CAPSULE 6 – Learning From Our Lockdown Experience — Part 2
By Amélie Soulard, PsyD, Psychologist and mental performance consultant at INS Québec
and Véronique Richard, Ph.D., Mental performance consultant at INS Québec
As lockdown measures begin to be lifted across the country and athletes gradually start returning to training, we now have the opportunity to learn from this extraordinary experience in order to move forward and achieve our goals more effectively.
In the first part of this article, we discussed the importance of taking a moment to reflect before moving forward, and the things that you can do in order to continue developing your tolerance toward uncertainty. In this second part, we’ll be looking at how a creative outlook can play its part post-lockdown.
Looking at things more creatively
The media has repeatedly claimed that the “crisis” has provided us with an opportunity to “reinvent” ourselves. But how can lockdown go hand in hand with creativity? The pandemic has given us the freedom to experiment, to try, to dare, to invent, to improvise, and above all to dream!
At first, lockdown meant a significant number of restrictions.

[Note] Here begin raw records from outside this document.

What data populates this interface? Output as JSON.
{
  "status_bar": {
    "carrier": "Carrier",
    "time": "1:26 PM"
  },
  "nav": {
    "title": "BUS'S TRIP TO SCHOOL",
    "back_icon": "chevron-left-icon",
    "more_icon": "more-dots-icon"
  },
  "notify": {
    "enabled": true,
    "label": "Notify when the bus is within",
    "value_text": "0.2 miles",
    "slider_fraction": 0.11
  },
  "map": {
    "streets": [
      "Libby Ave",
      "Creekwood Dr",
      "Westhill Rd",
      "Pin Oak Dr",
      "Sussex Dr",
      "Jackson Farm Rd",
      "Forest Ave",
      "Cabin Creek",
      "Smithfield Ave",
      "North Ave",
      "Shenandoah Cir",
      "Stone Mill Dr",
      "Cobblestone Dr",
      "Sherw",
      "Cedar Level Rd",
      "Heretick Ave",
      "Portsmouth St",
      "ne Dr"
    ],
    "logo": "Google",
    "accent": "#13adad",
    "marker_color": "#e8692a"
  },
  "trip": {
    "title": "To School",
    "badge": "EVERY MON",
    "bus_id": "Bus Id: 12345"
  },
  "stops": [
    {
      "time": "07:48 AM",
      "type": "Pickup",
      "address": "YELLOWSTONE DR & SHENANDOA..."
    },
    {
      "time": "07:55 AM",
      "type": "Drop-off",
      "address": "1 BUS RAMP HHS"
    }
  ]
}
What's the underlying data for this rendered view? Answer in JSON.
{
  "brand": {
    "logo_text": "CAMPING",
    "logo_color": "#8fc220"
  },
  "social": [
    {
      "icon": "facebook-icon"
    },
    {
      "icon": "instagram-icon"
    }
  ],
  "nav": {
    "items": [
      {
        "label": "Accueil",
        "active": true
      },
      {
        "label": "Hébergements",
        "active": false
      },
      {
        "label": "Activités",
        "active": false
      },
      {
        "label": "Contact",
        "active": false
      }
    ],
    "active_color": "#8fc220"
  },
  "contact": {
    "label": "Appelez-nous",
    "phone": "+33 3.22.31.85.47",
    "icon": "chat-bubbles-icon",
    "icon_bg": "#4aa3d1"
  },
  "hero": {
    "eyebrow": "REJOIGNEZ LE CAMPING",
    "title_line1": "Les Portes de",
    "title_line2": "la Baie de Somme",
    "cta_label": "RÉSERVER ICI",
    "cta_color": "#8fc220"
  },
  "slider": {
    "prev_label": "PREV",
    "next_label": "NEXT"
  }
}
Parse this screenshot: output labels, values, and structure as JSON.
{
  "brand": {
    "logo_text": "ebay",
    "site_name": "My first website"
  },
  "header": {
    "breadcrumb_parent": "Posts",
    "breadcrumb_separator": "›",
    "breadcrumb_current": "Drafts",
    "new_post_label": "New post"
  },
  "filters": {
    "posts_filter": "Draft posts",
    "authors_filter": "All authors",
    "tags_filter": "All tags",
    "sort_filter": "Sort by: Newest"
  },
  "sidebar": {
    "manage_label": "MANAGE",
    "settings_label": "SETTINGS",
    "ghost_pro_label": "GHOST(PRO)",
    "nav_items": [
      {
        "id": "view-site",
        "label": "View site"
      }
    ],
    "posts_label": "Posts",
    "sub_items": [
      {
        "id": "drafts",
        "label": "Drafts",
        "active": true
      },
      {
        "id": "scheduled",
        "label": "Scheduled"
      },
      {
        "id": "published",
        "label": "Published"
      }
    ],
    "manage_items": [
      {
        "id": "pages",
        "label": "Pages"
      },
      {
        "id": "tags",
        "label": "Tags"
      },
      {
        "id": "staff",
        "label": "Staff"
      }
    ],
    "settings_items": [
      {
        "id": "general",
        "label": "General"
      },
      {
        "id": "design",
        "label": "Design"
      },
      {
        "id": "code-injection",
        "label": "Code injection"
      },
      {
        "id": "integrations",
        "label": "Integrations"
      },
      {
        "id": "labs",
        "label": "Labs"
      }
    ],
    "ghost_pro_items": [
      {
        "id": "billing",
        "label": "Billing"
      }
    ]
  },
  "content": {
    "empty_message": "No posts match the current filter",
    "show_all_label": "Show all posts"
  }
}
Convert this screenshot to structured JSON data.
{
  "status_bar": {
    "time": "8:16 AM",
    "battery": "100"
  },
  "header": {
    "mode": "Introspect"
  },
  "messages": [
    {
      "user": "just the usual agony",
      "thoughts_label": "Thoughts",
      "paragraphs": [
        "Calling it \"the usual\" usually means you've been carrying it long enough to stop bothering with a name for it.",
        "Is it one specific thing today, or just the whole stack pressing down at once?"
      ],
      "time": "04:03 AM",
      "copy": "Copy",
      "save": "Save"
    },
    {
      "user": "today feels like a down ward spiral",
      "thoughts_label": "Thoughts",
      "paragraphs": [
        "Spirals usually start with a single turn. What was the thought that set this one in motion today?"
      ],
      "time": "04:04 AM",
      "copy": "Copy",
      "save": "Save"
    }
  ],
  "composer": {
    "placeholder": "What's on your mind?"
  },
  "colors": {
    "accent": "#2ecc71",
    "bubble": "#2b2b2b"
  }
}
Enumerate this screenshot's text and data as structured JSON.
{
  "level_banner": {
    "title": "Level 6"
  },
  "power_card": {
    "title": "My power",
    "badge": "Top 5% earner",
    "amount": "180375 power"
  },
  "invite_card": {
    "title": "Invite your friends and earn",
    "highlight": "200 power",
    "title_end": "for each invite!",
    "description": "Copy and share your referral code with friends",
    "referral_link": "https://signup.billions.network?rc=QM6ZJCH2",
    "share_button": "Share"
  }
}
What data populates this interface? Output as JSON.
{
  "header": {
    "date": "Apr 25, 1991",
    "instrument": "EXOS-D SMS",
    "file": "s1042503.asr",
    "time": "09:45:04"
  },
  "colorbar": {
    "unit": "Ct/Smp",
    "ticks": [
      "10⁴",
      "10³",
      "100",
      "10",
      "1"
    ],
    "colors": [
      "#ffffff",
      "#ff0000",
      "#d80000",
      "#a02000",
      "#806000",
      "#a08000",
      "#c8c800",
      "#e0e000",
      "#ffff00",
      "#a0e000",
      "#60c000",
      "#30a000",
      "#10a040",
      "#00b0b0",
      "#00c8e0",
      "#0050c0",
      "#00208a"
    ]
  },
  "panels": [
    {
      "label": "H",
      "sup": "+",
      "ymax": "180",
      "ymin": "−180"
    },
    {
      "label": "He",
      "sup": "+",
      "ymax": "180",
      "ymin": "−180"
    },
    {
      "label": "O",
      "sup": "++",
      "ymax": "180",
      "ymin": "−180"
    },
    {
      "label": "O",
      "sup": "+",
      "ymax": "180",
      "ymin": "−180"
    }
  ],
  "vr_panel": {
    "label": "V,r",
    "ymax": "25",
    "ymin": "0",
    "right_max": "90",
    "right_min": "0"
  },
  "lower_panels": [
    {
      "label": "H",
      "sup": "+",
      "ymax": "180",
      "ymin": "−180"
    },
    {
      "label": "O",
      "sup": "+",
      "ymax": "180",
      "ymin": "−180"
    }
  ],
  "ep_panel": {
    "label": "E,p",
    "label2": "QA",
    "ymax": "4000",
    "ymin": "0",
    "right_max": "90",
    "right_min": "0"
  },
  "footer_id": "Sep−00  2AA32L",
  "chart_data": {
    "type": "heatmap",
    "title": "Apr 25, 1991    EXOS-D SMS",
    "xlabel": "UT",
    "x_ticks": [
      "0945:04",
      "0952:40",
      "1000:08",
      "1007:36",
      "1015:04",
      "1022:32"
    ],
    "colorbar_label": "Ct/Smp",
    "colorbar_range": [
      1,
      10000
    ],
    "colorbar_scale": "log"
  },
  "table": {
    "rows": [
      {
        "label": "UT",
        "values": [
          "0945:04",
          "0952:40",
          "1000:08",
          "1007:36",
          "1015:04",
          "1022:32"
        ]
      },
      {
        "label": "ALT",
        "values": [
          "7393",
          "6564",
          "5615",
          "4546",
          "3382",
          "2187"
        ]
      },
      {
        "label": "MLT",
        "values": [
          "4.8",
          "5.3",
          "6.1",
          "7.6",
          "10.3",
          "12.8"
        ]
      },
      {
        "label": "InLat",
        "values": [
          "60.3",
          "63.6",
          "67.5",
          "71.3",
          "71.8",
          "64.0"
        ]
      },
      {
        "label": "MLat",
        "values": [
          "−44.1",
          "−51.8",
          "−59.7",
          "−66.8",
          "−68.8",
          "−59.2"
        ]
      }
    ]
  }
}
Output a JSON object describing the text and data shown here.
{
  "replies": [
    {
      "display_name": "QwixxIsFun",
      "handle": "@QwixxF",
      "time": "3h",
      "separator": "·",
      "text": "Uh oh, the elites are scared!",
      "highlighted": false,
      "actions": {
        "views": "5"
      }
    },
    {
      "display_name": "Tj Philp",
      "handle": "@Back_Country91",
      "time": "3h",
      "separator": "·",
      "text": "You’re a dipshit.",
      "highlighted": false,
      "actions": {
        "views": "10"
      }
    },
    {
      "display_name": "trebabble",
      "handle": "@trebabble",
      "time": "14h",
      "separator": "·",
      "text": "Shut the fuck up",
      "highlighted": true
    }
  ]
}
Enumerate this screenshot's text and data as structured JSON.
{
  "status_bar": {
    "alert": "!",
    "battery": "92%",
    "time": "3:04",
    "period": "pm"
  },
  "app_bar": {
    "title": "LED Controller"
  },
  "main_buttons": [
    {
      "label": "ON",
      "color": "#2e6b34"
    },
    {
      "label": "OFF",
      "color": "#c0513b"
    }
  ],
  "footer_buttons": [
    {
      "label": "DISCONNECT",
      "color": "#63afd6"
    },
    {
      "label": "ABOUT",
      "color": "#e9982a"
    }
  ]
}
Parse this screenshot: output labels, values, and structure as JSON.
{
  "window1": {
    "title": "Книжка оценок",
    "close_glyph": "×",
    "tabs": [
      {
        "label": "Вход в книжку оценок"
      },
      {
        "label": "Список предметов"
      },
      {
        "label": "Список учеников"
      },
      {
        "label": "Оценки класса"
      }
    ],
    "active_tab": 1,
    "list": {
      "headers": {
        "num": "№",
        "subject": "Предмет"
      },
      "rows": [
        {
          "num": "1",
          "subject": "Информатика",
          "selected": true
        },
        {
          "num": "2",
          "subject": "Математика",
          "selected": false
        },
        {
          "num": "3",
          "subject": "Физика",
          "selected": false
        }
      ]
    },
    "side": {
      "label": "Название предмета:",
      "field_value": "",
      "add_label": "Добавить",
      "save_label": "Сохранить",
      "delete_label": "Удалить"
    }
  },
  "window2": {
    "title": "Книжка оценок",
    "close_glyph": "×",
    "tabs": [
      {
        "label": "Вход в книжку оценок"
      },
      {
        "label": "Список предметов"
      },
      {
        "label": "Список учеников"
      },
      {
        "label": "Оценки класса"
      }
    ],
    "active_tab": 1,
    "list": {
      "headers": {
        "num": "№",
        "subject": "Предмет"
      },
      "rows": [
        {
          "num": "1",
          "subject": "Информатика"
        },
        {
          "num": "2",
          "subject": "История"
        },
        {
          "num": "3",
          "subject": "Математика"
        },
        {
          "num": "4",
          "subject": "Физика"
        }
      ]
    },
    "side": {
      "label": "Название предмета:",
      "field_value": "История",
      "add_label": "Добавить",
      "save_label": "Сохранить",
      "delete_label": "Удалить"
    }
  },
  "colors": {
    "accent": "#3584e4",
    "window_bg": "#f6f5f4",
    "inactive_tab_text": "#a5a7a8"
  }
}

Whether physical, social or behavioural, restrictions can be an invaluable catalyst for creativity because they force us to look at new ways of thinking and doing things. They encourage us to look at our surroundings differently and to make connections that didn’t previously exist.
You may never have thought that your mattress could be used as a landing mat or that square hay bales from the family farm could provide the perfect foundation for an outdoor pool. Without the usual training options, athletes have explored the opportunities offered by their environment and found a whole host of previously unseen possibilities.
On a different note, we were all starting from scratch on how to organize training during a pandemic. This has meant that we’ve been more open to new ideas. No one could claim to know the best way of doing things based on previous experience. This has encouraged us to listen and be open to everyone’s points of view. We also accepted mistakes more readily as we were in “solutions-finding” mode.
In short, the pandemic “culture” was one of accepting, listening to and experimenting with ideas, thereby contributing to the rise of creative thinking and action.
The question now is: How are we going to transfer these principles to our day-to-day training environment? Here are two questions that can guide your planning:
- How can I implement the concept of restriction into some of my workouts in order to bring out different and sought-after actions and thought processes? For example, training in silence (restriction) could lead to new ways of communicating.
- How can I create activities that encourage me to look at new ideas in an environment with little judgement and a lot of self-reliance? Why not introduce 30 minutes of creativity once a week by inviting athletes to reinvent how they use the equipment around them?
As the saying goes, every cloud has a silver lining. Despite the difficulties and trouble that lockdown has caused, it has nevertheless had a positive impact. Whether it’s taking a step back to reflect on how to look toward the future, improving our tolerance toward uncertainty or learning how to take a creative approach, you now have a new toolkit that can be used for other opportunities in the pursuit of your career.